Example 4 – Now let’s look at an asset that might at first not even seem that vital to the well-being of a community: parking meters in a downtown. The community for whatever reason decides to approve a long-term lease to a single company. The company is ill-prepared to handle the resulting maintenance and user interactions. People are upset and complain to the government, but they have their money and have no further leverage to get the company to address complaints.

Because the volume of complaints to the government rise to a level that concerns politicians, the government decides to go ahead and perform the maintenance and repairs to the meters themselves using their own staff. And the company continues to collect revenues from the meters as they will for the next 50 or 100 years while the government tries to address citizen concerns. Oh, and by the way, shortly after getting the lease approved, the company raised parking meter rates considerably. And again, the government officials have no leverage to prevent this.

What happens now? In this case, the economic well-being of the community might be threatened if people decide against driving to this community and paying these fees. Local business loses out on sales; local tourism loses visitors.

(The example above might resonate somewhat with those living in Illinois.)

Example 5
– This example will only address privatization of a service – not even selling or leasing an asset, and this example is based on strictly on a real scenario that played out. A city hires a local hauler to provide solid waste pickup. The deal is the city pays the hauler a flat fee per household for pickup only. The city then pays the landfill the charge for the city’s waste that is dumped there by the hauler. This goes on for many years with the city paying both entities.

Eventually the waste hauler is bought out by another person who discovers the drivers of the garbage trucks have been telling the landfill that all the garbage they dump there came from this city even though the hauler picks up waste from other communities. This city ended up paying for waste from other cities to the tune of about $300,000 that could be documented. Fortunately the new owner agreed to pay it back over time. But now the city is obligated to hire this particular hauler for fear of not getting their money in the future. And even worse, the hauler will not divulge the amount of waste taken each day out of this community – there is no provision requiring him to. Nor can any citizen ask for it because FOIA rules do not cover a private entity.

I could go on and on with examples but will leave it at that since this post is already long enough!

So what is the answer? Is all privatization bad?

I realize some of these examples are worse extremes, but two of the examples relate what has already been experienced by at least two communities. Are there success stories? Yes, most definitely. But as the say, “the devil is in the details.”
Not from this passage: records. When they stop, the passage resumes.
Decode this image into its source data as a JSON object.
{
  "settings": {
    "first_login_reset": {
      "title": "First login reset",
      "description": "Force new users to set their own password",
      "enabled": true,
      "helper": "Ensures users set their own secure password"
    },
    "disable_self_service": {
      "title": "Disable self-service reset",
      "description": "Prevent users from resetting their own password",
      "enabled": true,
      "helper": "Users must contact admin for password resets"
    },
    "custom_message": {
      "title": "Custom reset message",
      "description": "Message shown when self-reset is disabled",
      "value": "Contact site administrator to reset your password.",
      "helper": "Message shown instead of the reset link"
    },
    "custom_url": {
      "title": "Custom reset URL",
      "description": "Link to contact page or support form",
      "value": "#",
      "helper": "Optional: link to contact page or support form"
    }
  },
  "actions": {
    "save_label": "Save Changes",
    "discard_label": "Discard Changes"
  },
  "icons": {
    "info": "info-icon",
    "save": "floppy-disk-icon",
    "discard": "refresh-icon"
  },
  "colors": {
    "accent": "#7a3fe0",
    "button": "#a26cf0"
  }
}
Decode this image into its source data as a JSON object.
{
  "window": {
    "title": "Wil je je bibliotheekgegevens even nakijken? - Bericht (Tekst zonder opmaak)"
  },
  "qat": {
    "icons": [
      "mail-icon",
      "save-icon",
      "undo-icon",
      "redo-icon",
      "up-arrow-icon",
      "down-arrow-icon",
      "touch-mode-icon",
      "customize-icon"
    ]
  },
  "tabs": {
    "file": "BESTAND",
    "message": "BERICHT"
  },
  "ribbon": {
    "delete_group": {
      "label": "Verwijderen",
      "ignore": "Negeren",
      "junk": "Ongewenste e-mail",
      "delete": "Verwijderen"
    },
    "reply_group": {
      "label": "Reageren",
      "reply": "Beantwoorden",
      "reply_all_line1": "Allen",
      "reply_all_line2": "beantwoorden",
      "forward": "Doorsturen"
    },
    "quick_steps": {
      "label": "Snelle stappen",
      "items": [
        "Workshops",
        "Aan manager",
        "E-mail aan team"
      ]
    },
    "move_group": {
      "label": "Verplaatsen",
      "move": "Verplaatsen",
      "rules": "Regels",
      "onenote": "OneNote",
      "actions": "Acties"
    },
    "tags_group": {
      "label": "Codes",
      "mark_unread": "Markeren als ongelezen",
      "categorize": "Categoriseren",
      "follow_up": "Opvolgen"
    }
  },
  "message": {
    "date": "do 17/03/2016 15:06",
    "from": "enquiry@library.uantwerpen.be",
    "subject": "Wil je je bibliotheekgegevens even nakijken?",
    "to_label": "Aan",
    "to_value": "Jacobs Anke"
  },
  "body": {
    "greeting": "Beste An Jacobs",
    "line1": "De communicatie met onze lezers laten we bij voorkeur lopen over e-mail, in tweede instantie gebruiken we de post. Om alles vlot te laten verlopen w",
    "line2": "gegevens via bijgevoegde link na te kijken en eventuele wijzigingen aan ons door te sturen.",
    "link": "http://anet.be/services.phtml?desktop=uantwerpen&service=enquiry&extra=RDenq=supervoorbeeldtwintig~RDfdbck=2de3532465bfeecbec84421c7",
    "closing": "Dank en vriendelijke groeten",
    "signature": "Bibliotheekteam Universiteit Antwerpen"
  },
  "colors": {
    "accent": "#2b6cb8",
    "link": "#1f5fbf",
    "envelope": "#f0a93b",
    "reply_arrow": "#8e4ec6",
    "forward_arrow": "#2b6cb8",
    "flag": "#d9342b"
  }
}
So most definitely privatization can work, but not in all cases and not at all if the agreements are poorly written.

If politicians do not have an adequate business background to cut privatization deals, they need to find someone who does to ensure all the issues and potential risks are addressed. And if the risks do not outweigh the upfront payoff, privatization of the asset must not be approved. Because at the end of the day, the citizens are the ones who will be paying the tab for a failed or poorly executed deal.


Public Works Industry Starting to Blog

Saniblog ImageOver the last few years, I have been on the lookout for blogs and other social media related to the public works industry. Up until lately that trough has been a little dry, but fortunately that seems to finally be changing. As I was working on a presentation I am giving in March in Springfield, Ill., to the joint conference of IWEA and ISAWWA, I went searching as I have so often done for blogs related to water and wastewater and found quite a few. One in particular caught my eye: Saniblog.

Not sure why I haven’t come across it before, as the archive dates back to November 2007, but I know I will be subscribing to the feed now that I have found it. I highly encourage anyone working in the environmental/water/wastewater field to take a trip over to this blog. You will be rewarded with a collection of riveting and highly engaging video related to sanitation.